═══ ENTRIES PROVIDED ═══

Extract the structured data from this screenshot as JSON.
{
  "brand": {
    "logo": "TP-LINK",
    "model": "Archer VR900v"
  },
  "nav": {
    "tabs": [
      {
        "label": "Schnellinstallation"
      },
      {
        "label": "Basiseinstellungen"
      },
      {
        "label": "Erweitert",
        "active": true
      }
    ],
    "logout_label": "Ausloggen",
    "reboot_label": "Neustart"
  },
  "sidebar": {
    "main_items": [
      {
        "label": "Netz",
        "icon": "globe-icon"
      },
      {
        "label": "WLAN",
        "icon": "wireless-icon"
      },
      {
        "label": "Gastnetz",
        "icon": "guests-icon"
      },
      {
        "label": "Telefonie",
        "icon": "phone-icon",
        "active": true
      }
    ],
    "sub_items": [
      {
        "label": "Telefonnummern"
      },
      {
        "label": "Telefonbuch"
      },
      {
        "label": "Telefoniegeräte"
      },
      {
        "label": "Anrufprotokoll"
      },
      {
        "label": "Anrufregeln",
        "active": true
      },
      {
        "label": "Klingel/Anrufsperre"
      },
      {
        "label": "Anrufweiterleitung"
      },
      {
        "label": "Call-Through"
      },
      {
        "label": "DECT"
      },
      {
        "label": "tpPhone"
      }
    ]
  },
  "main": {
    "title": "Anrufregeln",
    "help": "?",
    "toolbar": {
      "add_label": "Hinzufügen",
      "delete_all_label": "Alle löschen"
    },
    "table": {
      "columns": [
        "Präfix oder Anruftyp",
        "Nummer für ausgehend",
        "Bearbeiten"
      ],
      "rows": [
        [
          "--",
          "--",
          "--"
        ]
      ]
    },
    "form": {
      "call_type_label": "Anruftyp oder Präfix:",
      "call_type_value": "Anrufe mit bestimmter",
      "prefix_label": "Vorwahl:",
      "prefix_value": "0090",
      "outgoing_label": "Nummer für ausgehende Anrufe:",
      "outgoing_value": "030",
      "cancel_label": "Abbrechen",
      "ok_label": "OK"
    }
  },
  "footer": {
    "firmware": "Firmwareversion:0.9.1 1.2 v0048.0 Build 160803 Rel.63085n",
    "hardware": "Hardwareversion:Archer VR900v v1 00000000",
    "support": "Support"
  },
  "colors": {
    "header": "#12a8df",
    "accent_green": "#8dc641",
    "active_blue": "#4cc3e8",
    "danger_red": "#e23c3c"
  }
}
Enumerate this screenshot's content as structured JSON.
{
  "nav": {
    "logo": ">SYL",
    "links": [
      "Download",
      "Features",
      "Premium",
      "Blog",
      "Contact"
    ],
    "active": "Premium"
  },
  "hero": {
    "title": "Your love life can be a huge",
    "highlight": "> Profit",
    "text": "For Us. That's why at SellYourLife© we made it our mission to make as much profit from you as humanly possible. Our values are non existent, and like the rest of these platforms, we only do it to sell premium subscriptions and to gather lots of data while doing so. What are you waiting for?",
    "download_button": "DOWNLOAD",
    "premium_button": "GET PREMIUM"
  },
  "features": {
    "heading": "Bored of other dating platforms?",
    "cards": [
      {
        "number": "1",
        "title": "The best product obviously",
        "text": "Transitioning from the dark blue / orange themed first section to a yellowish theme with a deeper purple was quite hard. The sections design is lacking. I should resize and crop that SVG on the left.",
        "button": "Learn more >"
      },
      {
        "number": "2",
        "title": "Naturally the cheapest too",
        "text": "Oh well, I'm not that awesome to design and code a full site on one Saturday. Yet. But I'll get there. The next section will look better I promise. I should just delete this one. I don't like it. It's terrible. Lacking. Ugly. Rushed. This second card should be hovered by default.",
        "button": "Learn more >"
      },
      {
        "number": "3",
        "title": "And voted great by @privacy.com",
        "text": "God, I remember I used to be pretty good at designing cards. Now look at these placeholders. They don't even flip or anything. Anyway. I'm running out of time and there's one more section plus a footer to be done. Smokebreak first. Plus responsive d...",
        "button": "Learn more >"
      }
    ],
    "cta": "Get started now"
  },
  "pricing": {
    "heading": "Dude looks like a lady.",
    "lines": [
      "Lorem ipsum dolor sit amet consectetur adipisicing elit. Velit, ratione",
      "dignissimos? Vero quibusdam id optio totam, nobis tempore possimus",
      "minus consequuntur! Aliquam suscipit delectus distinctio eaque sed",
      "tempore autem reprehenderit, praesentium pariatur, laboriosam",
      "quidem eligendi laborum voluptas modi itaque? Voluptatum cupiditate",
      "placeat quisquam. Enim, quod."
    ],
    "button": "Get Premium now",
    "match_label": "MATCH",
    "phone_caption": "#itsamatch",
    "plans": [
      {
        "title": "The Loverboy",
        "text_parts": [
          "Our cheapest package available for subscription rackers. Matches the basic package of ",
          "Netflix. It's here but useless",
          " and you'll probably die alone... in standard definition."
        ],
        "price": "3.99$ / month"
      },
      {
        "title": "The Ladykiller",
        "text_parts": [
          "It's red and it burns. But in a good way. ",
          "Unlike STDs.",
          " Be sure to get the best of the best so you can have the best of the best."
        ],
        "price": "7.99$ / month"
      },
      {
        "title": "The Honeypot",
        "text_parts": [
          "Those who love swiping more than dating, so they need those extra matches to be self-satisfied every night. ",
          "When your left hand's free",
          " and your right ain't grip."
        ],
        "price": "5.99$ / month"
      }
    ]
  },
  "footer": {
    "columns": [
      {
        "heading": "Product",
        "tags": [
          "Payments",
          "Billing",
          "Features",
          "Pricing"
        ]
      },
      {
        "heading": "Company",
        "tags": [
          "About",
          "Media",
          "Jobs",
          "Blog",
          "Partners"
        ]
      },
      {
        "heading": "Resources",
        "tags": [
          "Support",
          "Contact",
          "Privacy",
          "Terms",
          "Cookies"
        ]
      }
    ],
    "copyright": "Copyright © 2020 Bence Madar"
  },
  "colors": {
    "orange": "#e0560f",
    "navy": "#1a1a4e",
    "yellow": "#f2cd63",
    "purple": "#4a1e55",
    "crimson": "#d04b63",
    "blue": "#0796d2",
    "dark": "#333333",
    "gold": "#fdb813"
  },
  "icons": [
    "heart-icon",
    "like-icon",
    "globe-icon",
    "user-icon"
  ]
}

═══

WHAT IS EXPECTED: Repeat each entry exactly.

REPLY TO THE TASK:
Extract the structured data from this screenshot as JSON.
{
  "brand": {
    "logo": "TP-LINK",
    "model": "Archer VR900v"
  },
  "nav": {
    "tabs": [
      {
        "label": "Schnellinstallation"
      },
      {
        "label": "Basiseinstellungen"
      },
      {
        "label": "Erweitert",
        "active": true
      }
    ],
    "logout_label": "Ausloggen",
    "reboot_label": "Neustart"
  },
  "sidebar": {
    "main_items": [
      {
        "label": "Netz",
        "icon": "globe-icon"
      },
      {
        "label": "WLAN",
        "icon": "wireless-icon"
      },
      {
        "label": "Gastnetz",
        "icon": "guests-icon"
      },
      {
        "label": "Telefonie",
        "icon": "phone-icon",
        "active": true
      }
    ],
    "sub_items": [
      {
        "label": "Telefonnummern"
      },
      {
        "label": "Telefonbuch"
      },
      {
        "label": "Telefoniegeräte"
      },
      {
        "label": "Anrufprotokoll"
      },
      {
        "label": "Anrufregeln",
        "active": true
      },
      {
        "label": "Klingel/Anrufsperre"
      },
      {
        "label": "Anrufweiterleitung"
      },
      {
        "label": "Call-Through"
      },
      {
        "label": "DECT"
      },
      {
        "label": "tpPhone"
      }
    ]
  },
  "main": {
    "title": "Anrufregeln",
    "help": "?",
    "toolbar": {
      "add_label": "Hinzufügen",
      "delete_all_label": "Alle löschen"
    },
    "table": {
      "columns": [
        "Präfix oder Anruftyp",
        "Nummer für ausgehend",
        "Bearbeiten"
      ],
      "rows": [
        [
          "--",
          "--",
          "--"
        ]
      ]
    },
    "form": {
      "call_type_label": "Anruftyp oder Präfix:",
      "call_type_value": "Anrufe mit bestimmter",
      "prefix_label": "Vorwahl:",
      "prefix_value": "0090",
      "outgoing_label": "Nummer für ausgehende Anrufe:",
      "outgoing_value": "030",
      "cancel_label": "Abbrechen",
      "ok_label": "OK"
    }
  },
  "footer": {
    "firmware": "Firmwareversion:0.9.1 1.2 v0048.0 Build 160803 Rel.63085n",
    "hardware": "Hardwareversion:Archer VR900v v1 00000000",
    "support": "Support"
  },
  "colors": {
    "header": "#12a8df",
    "accent_green": "#8dc641",
    "active_blue": "#4cc3e8",
    "danger_red": "#e23c3c"
  }
}
Enumerate this screenshot's content as structured JSON.
{
  "nav": {
    "logo": ">SYL",
    "links": [
      "Download",
      "Features",
      "Premium",
      "Blog",
      "Contact"
    ],
    "active": "Premium"
  },
  "hero": {
    "title": "Your love life can be a huge",
    "highlight": "> Profit",
    "text": "For Us. That's why at SellYourLife© we made it our mission to make as much profit from you as humanly possible. Our values are non existent, and like the rest of these platforms, we only do it to sell premium subscriptions and to gather lots of data while doing so. What are you waiting for?",
    "download_button": "DOWNLOAD",
    "premium_button": "GET PREMIUM"
  },
  "features": {
    "heading": "Bored of other dating platforms?",
    "cards": [
      {
        "number": "1",
        "title": "The best product obviously",
        "text": "Transitioning from the dark blue / orange themed first section to a yellowish theme with a deeper purple was quite hard. The sections design is lacking. I should resize and crop that SVG on the left.",
        "button": "Learn more >"
      },
      {
        "number": "2",
        "title": "Naturally the cheapest too",
        "text": "Oh well, I'm not that awesome to design and code a full site on one Saturday. Yet. But I'll get there. The next section will look better I promise. I should just delete this one. I don't like it. It's terrible. Lacking. Ugly. Rushed. This second card should be hovered by default.",
        "button": "Learn more >"
      },
      {
        "number": "3",
        "title": "And voted great by @privacy.com",
        "text": "God, I remember I used to be pretty good at designing cards. Now look at these placeholders. They don't even flip or anything. Anyway. I'm running out of time and there's one more section plus a footer to be done. Smokebreak first. Plus responsive d...",
        "button": "Learn more >"
      }
    ],
    "cta": "Get started now"
  },
  "pricing": {
    "heading": "Dude looks like a lady.",
    "lines": [
      "Lorem ipsum dolor sit amet consectetur adipisicing elit. Velit, ratione",
      "dignissimos? Vero quibusdam id optio totam, nobis tempore possimus",
      "minus consequuntur! Aliquam suscipit delectus distinctio eaque sed",
      "tempore autem reprehenderit, praesentium pariatur, laboriosam",
      "quidem eligendi laborum voluptas modi itaque? Voluptatum cupiditate",
      "placeat quisquam. Enim, quod."
    ],
    "button": "Get Premium now",
    "match_label": "MATCH",
    "phone_caption": "#itsamatch",
    "plans": [
      {
        "title": "The Loverboy",
        "text_parts": [
          "Our cheapest package available for subscription rackers. Matches the basic package of ",
          "Netflix. It's here but useless",
          " and you'll probably die alone... in standard definition."
        ],
        "price": "3.99$ / month"
      },
      {
        "title": "The Ladykiller",
        "text_parts": [
          "It's red and it burns. But in a good way. ",
          "Unlike STDs.",
          " Be sure to get the best of the best so you can have the best of the best."
        ],
        "price": "7.99$ / month"
      },
      {
        "title": "The Honeypot",
        "text_parts": [
          "Those who love swiping more than dating, so they need those extra matches to be self-satisfied every night. ",
          "When your left hand's free",
          " and your right ain't grip."
        ],
        "price": "5.99$ / month"
      }
    ]
  },
  "footer": {
    "columns": [
      {
        "heading": "Product",
        "tags": [
          "Payments",
          "Billing",
          "Features",
          "Pricing"
        ]
      },
      {
        "heading": "Company",
        "tags": [
          "About",
          "Media",
          "Jobs",
          "Blog",
          "Partners"
        ]
      },
      {
        "heading": "Resources",
        "tags": [
          "Support",
          "Contact",
          "Privacy",
          "Terms",
          "Cookies"
        ]
      }
    ],
    "copyright": "Copyright © 2020 Bence Madar"
  },
  "colors": {
    "orange": "#e0560f",
    "navy": "#1a1a4e",
    "yellow": "#f2cd63",
    "purple": "#4a1e55",
    "crimson": "#d04b63",
    "blue": "#0796d2",
    "dark": "#333333",
    "gold": "#fdb813"
  },
  "icons": [
    "heart-icon",
    "like-icon",
    "globe-icon",
    "user-icon"
  ]
}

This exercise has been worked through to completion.